# Records for the exercise
-=-=-=-=-
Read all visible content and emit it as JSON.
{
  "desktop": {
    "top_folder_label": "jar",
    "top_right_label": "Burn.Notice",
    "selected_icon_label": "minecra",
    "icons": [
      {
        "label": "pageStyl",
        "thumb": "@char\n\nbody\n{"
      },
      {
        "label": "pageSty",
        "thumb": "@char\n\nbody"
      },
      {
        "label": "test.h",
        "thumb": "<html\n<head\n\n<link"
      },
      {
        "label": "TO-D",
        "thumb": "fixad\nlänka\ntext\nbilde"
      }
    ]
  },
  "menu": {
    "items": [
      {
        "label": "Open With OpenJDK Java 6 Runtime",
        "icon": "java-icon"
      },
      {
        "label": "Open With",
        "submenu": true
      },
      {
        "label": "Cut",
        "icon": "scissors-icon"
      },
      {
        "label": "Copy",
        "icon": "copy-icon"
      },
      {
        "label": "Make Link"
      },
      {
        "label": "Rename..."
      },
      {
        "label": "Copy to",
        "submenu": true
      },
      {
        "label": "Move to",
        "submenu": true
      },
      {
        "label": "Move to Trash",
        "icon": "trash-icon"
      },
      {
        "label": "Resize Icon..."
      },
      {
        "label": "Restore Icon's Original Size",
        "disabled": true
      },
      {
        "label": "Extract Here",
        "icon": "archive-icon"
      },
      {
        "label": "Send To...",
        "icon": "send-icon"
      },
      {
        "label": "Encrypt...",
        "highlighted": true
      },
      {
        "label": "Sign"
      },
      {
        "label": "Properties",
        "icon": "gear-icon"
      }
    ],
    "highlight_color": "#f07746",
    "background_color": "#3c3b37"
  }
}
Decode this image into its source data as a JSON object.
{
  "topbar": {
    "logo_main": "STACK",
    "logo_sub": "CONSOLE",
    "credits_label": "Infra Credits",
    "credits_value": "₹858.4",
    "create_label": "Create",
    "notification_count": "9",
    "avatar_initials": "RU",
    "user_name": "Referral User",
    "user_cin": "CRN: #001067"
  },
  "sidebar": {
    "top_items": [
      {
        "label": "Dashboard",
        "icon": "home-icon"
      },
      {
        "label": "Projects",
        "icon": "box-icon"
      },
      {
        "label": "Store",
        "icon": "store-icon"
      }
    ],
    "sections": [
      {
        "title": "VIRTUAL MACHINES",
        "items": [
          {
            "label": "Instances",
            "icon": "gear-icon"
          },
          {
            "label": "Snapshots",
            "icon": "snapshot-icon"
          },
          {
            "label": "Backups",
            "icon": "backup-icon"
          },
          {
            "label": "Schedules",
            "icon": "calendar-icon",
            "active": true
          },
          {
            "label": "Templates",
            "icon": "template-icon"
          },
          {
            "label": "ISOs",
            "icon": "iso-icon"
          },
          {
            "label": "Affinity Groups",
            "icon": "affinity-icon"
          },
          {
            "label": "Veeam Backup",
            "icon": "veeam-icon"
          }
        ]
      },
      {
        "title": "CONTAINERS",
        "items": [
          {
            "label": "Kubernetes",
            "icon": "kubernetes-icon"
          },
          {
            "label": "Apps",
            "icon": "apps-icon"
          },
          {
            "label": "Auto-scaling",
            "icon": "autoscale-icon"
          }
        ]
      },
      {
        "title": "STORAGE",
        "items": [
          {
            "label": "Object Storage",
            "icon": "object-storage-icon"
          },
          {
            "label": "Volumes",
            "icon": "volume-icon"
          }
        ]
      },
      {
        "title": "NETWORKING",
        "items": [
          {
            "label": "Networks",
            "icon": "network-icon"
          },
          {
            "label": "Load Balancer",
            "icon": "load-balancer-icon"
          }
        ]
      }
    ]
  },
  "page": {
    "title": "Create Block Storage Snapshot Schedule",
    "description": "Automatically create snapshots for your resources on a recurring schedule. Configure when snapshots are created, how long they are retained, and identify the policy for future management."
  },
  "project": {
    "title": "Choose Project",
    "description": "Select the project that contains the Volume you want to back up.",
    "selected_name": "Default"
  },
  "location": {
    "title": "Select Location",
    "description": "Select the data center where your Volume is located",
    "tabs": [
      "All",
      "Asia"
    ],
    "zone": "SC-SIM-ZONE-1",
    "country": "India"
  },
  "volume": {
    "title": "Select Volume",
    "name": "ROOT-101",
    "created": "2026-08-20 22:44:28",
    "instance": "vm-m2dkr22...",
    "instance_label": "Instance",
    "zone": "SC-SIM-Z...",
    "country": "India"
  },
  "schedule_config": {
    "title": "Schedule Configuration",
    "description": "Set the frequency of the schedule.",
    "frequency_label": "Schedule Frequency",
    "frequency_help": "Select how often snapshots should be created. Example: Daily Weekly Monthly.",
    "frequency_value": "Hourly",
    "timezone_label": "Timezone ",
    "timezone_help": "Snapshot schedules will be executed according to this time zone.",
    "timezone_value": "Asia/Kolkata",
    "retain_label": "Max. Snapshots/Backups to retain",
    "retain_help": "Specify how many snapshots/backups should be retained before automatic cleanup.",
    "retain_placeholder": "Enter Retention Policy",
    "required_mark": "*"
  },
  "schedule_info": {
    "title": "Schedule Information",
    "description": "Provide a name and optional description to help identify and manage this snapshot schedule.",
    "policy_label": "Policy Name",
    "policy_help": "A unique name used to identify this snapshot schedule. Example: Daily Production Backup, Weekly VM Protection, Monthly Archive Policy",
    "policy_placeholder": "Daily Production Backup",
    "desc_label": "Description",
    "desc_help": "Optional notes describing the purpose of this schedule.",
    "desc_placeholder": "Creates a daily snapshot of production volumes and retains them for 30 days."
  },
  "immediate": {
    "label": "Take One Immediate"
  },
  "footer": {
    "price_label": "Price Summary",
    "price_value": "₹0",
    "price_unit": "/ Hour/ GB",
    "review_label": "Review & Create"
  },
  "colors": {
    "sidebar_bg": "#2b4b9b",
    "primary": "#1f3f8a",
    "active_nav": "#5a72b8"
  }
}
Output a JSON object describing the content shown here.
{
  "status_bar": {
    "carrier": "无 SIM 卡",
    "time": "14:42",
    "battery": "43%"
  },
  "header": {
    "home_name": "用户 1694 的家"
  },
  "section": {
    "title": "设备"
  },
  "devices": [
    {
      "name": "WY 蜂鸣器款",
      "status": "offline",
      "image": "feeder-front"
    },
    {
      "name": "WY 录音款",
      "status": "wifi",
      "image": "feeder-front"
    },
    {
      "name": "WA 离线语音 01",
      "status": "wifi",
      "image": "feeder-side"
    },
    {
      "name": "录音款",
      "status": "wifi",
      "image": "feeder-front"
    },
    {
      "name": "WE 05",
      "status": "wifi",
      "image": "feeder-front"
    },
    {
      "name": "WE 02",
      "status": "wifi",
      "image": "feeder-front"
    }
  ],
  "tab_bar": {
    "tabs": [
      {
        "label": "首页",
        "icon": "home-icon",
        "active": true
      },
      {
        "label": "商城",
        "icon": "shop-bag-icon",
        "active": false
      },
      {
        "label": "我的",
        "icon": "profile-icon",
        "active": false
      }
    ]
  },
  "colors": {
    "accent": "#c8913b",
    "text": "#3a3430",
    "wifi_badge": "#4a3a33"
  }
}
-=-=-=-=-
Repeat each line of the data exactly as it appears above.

Read all visible content and emit it as JSON.
{
  "desktop": {
    "top_folder_label": "jar",
    "top_right_label": "Burn.Notice",
    "selected_icon_label": "minecra",
    "icons": [
      {
        "label": "pageStyl",
        "thumb": "@char\n\nbody\n{"
      },
      {
        "label": "pageSty",
        "thumb": "@char\n\nbody"
      },
      {
        "label": "test.h",
        "thumb": "<html\n<head\n\n<link"
      },
      {
        "label": "TO-D",
        "thumb": "fixad\nlänka\ntext\nbilde"
      }
    ]
  },
  "menu": {
    "items": [
      {
        "label": "Open With OpenJDK Java 6 Runtime",
        "icon": "java-icon"
      },
      {
        "label": "Open With",
        "submenu": true
      },
      {
        "label": "Cut",
        "icon": "scissors-icon"
      },
      {
        "label": "Copy",
        "icon": "copy-icon"
      },
      {
        "label": "Make Link"
      },
      {
        "label": "Rename..."
      },
      {
        "label": "Copy to",
        "submenu": true
      },
      {
        "label": "Move to",
        "submenu": true
      },
      {
        "label": "Move to Trash",
        "icon": "trash-icon"
      },
      {
        "label": "Resize Icon..."
      },
      {
        "label": "Restore Icon's Original Size",
        "disabled": true
      },
      {
        "label": "Extract Here",
        "icon": "archive-icon"
      },
      {
        "label": "Send To...",
        "icon": "send-icon"
      },
      {
        "label": "Encrypt...",
        "highlighted": true
      },
      {
        "label": "Sign"
      },
      {
        "label": "Properties",
        "icon": "gear-icon"
      }
    ],
    "highlight_color": "#f07746",
    "background_color": "#3c3b37"
  }
}
Decode this image into its source data as a JSON object.
{
  "topbar": {
    "logo_main": "STACK",
    "logo_sub": "CONSOLE",
    "credits_label": "Infra Credits",
    "credits_value": "₹858.4",
    "create_label": "Create",
    "notification_count": "9",
    "avatar_initials": "RU",
    "user_name": "Referral User",
    "user_cin": "CRN: #001067"
  },
  "sidebar": {
    "top_items": [
      {
        "label": "Dashboard",
        "icon": "home-icon"
      },
      {
        "label": "Projects",
        "icon": "box-icon"
      },
      {
        "label": "Store",
        "icon": "store-icon"
      }
    ],
    "sections": [
      {
        "title": "VIRTUAL MACHINES",
        "items": [
          {
            "label": "Instances",
            "icon": "gear-icon"
          },
          {
            "label": "Snapshots",
            "icon": "snapshot-icon"
          },
          {
            "label": "Backups",
            "icon": "backup-icon"
          },
          {
            "label": "Schedules",
            "icon": "calendar-icon",
            "active": true
          },
          {
            "label": "Templates",
            "icon": "template-icon"
          },
          {
            "label": "ISOs",
            "icon": "iso-icon"
          },
          {
            "label": "Affinity Groups",
            "icon": "affinity-icon"
          },
          {
            "label": "Veeam Backup",
            "icon": "veeam-icon"
          }
        ]
      },
      {
        "title": "CONTAINERS",
        "items": [
          {
            "label": "Kubernetes",
            "icon": "kubernetes-icon"
          },
          {
            "label": "Apps",
            "icon": "apps-icon"
          },
          {
            "label": "Auto-scaling",
            "icon": "autoscale-icon"
          }
        ]
      },
      {
        "title": "STORAGE",
        "items": [
          {
            "label": "Object Storage",
            "icon": "object-storage-icon"
          },
          {
            "label": "Volumes",
            "icon": "volume-icon"
          }
        ]
      },
      {
        "title": "NETWORKING",
        "items": [
          {
            "label": "Networks",
            "icon": "network-icon"
          },
          {
            "label": "Load Balancer",
            "icon": "load-balancer-icon"
          }
        ]
      }
    ]
  },
  "page": {
    "title": "Create Block Storage Snapshot Schedule",
    "description": "Automatically create snapshots for your resources on a recurring schedule. Configure when snapshots are created, how long they are retained, and identify the policy for future management."
  },
  "project": {
    "title": "Choose Project",
    "description": "Select the project that contains the Volume you want to back up.",
    "selected_name": "Default"
  },
  "location": {
    "title": "Select Location",
    "description": "Select the data center where your Volume is located",
    "tabs": [
      "All",
      "Asia"
    ],
    "zone": "SC-SIM-ZONE-1",
    "country": "India"
  },
  "volume": {
    "title": "Select Volume",
    "name": "ROOT-101",
    "created": "2026-08-20 22:44:28",
    "instance": "vm-m2dkr22...",
    "instance_label": "Instance",
    "zone": "SC-SIM-Z...",
    "country": "India"
  },
  "schedule_config": {
    "title": "Schedule Configuration",
    "description": "Set the frequency of the schedule.",
    "frequency_label": "Schedule Frequency",
    "frequency_help": "Select how often snapshots should be created. Example: Daily Weekly Monthly.",
    "frequency_value": "Hourly",
    "timezone_label": "Timezone ",
    "timezone_help": "Snapshot schedules will be executed according to this time zone.",
    "timezone_value": "Asia/Kolkata",
    "retain_label": "Max. Snapshots/Backups to retain",
    "retain_help": "Specify how many snapshots/backups should be retained before automatic cleanup.",
    "retain_placeholder": "Enter Retention Policy",
    "required_mark": "*"
  },
  "schedule_info": {
    "title": "Schedule Information",
    "description": "Provide a name and optional description to help identify and manage this snapshot schedule.",
    "policy_label": "Policy Name",
    "policy_help": "A unique name used to identify this snapshot schedule. Example: Daily Production Backup, Weekly VM Protection, Monthly Archive Policy",
    "policy_placeholder": "Daily Production Backup",
    "desc_label": "Description",
    "desc_help": "Optional notes describing the purpose of this schedule.",
    "desc_placeholder": "Creates a daily snapshot of production volumes and retains them for 30 days."
  },
  "immediate": {
    "label": "Take One Immediate"
  },
  "footer": {
    "price_label": "Price Summary",
    "price_value": "₹0",
    "price_unit": "/ Hour/ GB",
    "review_label": "Review & Create"
  },
  "colors": {
    "sidebar_bg": "#2b4b9b",
    "primary": "#1f3f8a",
    "active_nav": "#5a72b8"
  }
}
Output a JSON object describing the content shown here.
{
  "status_bar": {
    "carrier": "无 SIM 卡",
    "time": "14:42",
    "battery": "43%"
  },
  "header": {
    "home_name": "用户 1694 的家"
  },
  "section": {
    "title": "设备"
  },
  "devices": [
    {
      "name": "WY 蜂鸣器款",
      "status": "offline",
      "image": "feeder-front"
    },
    {
      "name": "WY 录音款",
      "status": "wifi",
      "image": "feeder-front"
    },
    {
      "name": "WA 离线语音 01",
      "status": "wifi",
      "image": "feeder-side"
    },
    {
      "name": "录音款",
      "status": "wifi",
      "image": "feeder-front"
    },
    {
      "name": "WE 05",
      "status": "wifi",
      "image": "feeder-front"
    },
    {
      "name": "WE 02",
      "status": "wifi",
      "image": "feeder-front"
    }
  ],
  "tab_bar": {
    "tabs": [
      {
        "label": "首页",
        "icon": "home-icon",
        "active": true
      },
      {
        "label": "商城",
        "icon": "shop-bag-icon",
        "active": false
      },
      {
        "label": "我的",
        "icon": "profile-icon",
        "active": false
      }
    ]
  },
  "colors": {
    "accent": "#c8913b",
    "text": "#3a3430",
    "wifi_badge": "#4a3a33"
  }
}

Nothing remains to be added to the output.